Dataset rows describing interfaces
—————

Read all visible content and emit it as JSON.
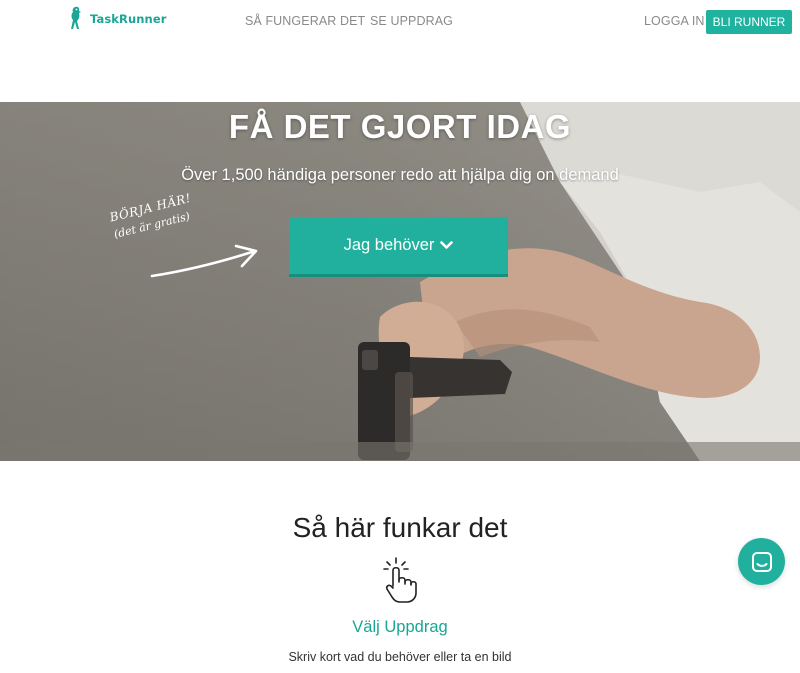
{
  "header": {
    "logo_text": "TaskRunner",
    "nav": {
      "how_it_works": "SÅ FUNGERAR DET",
      "see_jobs": "SE UPPDRAG",
      "login": "LOGGA IN",
      "become_runner": "BLI RUNNER"
    }
  },
  "hero": {
    "title": "FÅ DET GJORT IDAG",
    "subtitle": "Över 1,500 händiga personer redo att hjälpa dig on demand",
    "start_hint": {
      "line1": "BÖRJA HÄR!",
      "line2": "(det är gratis)"
    },
    "need_button": "Jag behöver"
  },
  "how": {
    "title": "Så här funkar det",
    "step_title": "Välj Uppdrag",
    "step_desc": "Skriv kort vad du behöver eller ta en bild"
  },
  "icons": {
    "logo": "taskrunner-bird-logo",
    "chevron": "chevron-down-icon",
    "hand": "hand-pointer-icon",
    "chat": "chat-icon"
  },
  "colors": {
    "accent": "#1fb39f",
    "accent_dark": "#15907f",
    "nav_text": "#8a8a8a",
    "hero_text": "#ffffff"
  }
}
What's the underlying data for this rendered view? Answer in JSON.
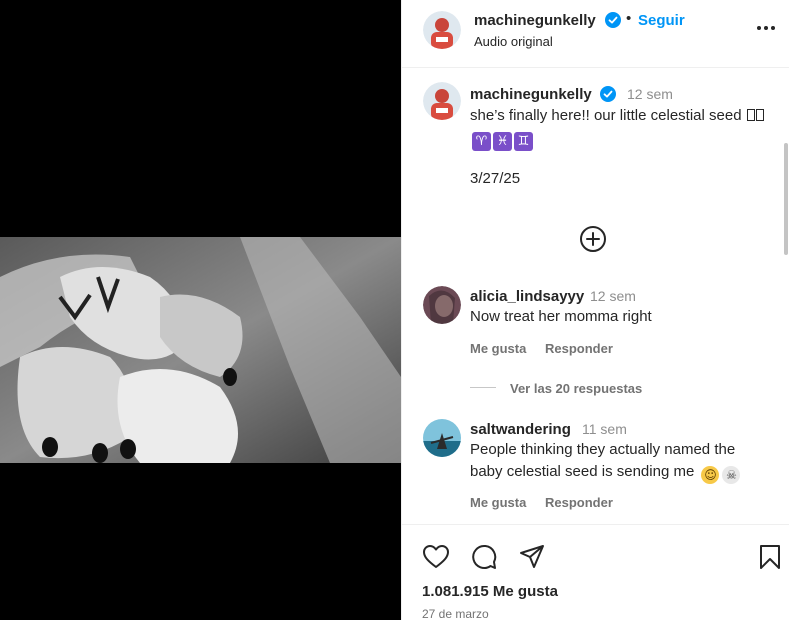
{
  "header": {
    "username": "machinegunkelly",
    "separator": "•",
    "follow_label": "Seguir",
    "audio_label": "Audio original",
    "more_icon": "more-horizontal-icon"
  },
  "caption": {
    "username": "machinegunkelly",
    "time": "12 sem",
    "text": "she’s finally here!! our little celestial seed",
    "zodiac": [
      "♈",
      "♓",
      "♊"
    ],
    "date": "3/27/25"
  },
  "comments": [
    {
      "username": "alicia_lindsayyy",
      "time": "12 sem",
      "text": "Now treat her momma right",
      "like_label": "Me gusta",
      "reply_label": "Responder"
    },
    {
      "username": "saltwandering",
      "time": "11 sem",
      "text": "People thinking they actually named the baby celestial seed is sending me",
      "like_label": "Me gusta",
      "reply_label": "Responder"
    }
  ],
  "replies_toggle": "Ver las 20 respuestas",
  "actions": {
    "likes": "1.081.915 Me gusta",
    "date": "27 de marzo"
  },
  "colors": {
    "link_blue": "#0095f6",
    "verified_blue": "#0095f6",
    "text": "#262626",
    "secondary": "#737373"
  }
}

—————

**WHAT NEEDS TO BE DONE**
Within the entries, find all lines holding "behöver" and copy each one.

**ANSWER TO THE PROBLEM**
    "need_button": "Jag behöver"
    "step_desc": "Skriv kort vad du behöver eller ta en bild"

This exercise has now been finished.